  42. Pools • Many large businesses did not like competing with each other. • Businesses began to come together and develop the idea of pooling. • Pools: Agreements to between companies to keep prices at a certain level • When taken to court though pools were hard to defend.

  43. Carnegie Carnegie came to the U.S. with very little money. He slowly worked his way up to place of power in the Pennsylvania Railroad. He began to invest in companies that were part of the rail road industry

  44. Carnegie’s efficiency idea As his wealth grew Carnegie began to trips to Europe where he found a way to make cheap steel. Using this idea Carnegie opened his own steel company, which grew strength through the use of vertical integration Vertical integration: The company owns all the different businesses that it depends on for its operation.

  45. John D. Rockefeller Rockefeller founded standard oil the largest oil refiner. Rockefeller worked at making his company efficient through horizontal integration Horizontal integration: The idea of combining firms in same business into one large corporation. In other words he swallowed up his competition.

  46. What happens when a company takes control • Monopoly: • When a single company achieves control of an entire market. • Why are people afraid of monopolies? • The company in control can charge whatever they want. • How does the Government handle monopolies? • States made it illegal for companies to stock in other businesses.

  47. Corporate Deals As other companies had to compete with Rockefeller and Carnegie other business’s try to make the market more stable for them. Companies began to form pools as a means to try and cover the costs of their business. Pools: Agreements to between companies to keep prices at a certain level These companies were also looking for rebates. J.P. Morgan strongly assisted in these business deals.
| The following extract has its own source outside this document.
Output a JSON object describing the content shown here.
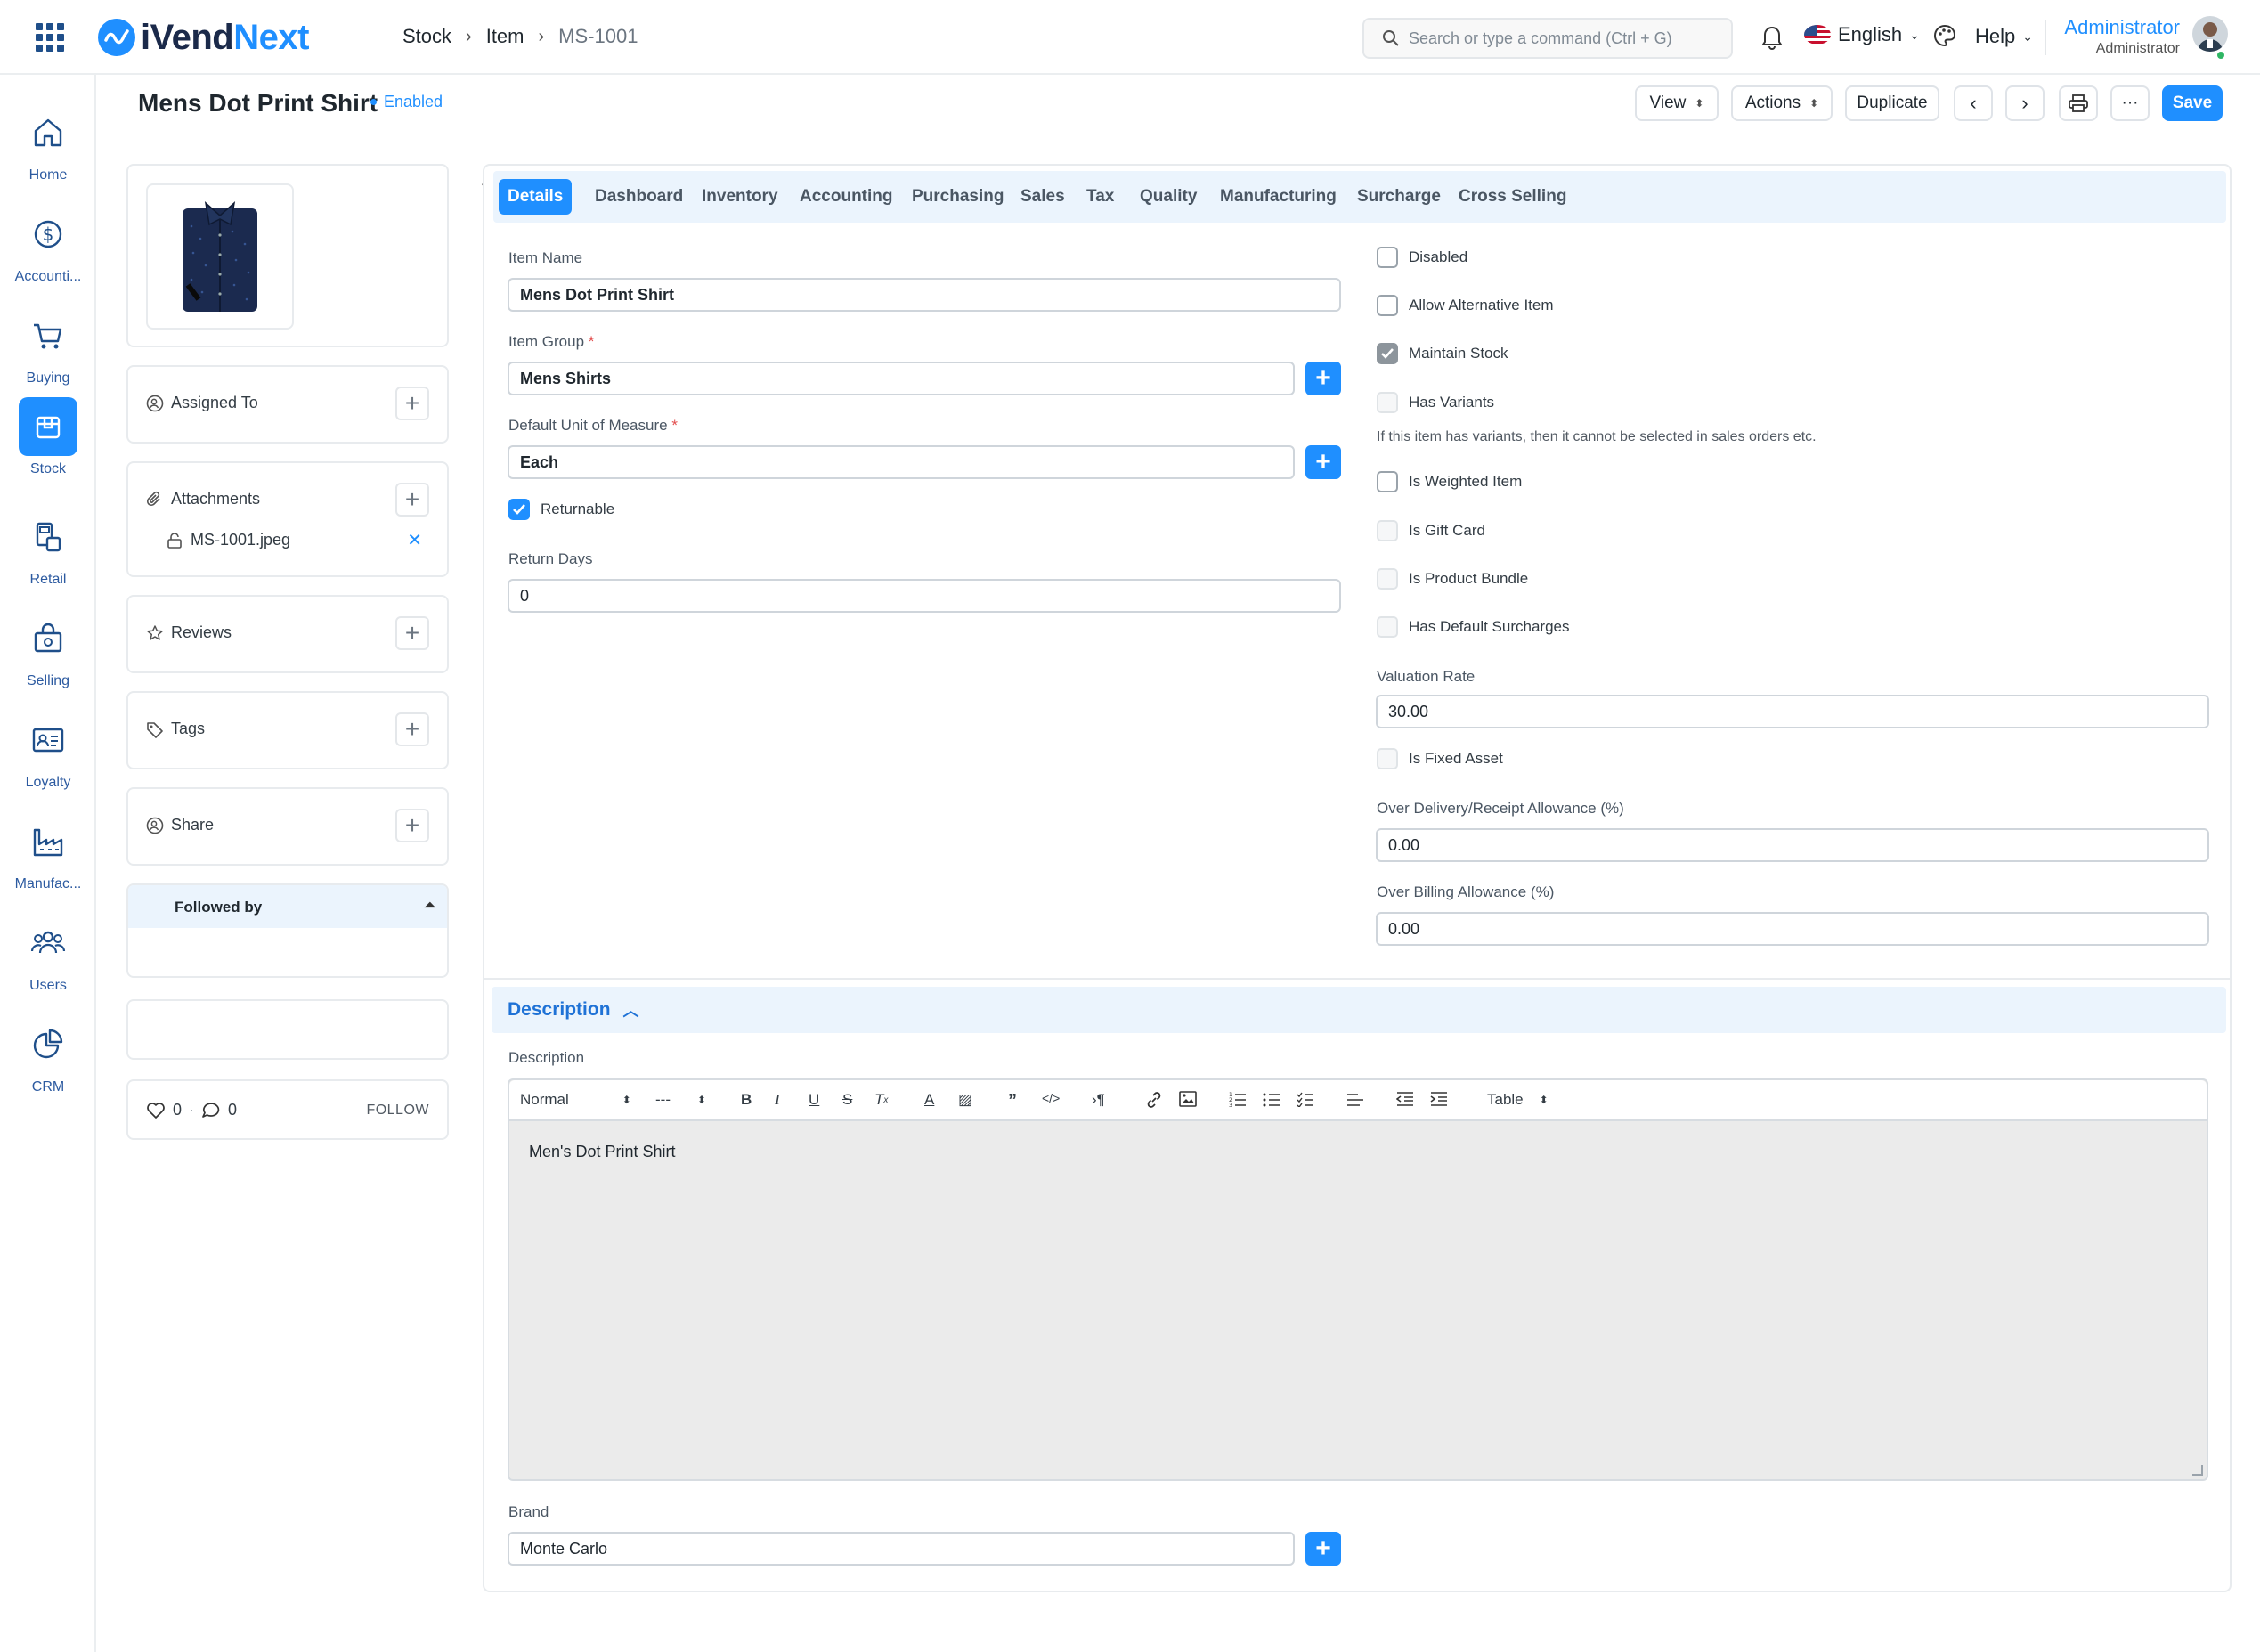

When taken to court though pools were hard to defend.

  48. Further developments As pools begin to fail business begin to see how they can allow someone else to take care of their company. Trust: Allowed one company to own another company. A board of trustees would manage all of standard oil’s properties.

  49. Scenario #2 • Your brother has recently been hired by the textile industry. He is age 16 and he works around 52 hours a week. He has recently told you that he is having trouble keeping up with the pace of work and that some of the machines are rather dangerous. He also told you story about another young man who was fired for losing his finger in a machine. 1. What kind of issues might your brother have with his employer? 2. What kind of ideas could your brother put forth to his employer to change working conditions? 3. How might your father voice his concerns to his employer? 4. Could your father do anything if his employer said no to his concerns? 5. Is what the company doing actually legal?

  50. Why do we need unions • Poor working conditions. • Deflation: A rise in the value of money • Causes prices to fall. • Builds resentment between workers and company owners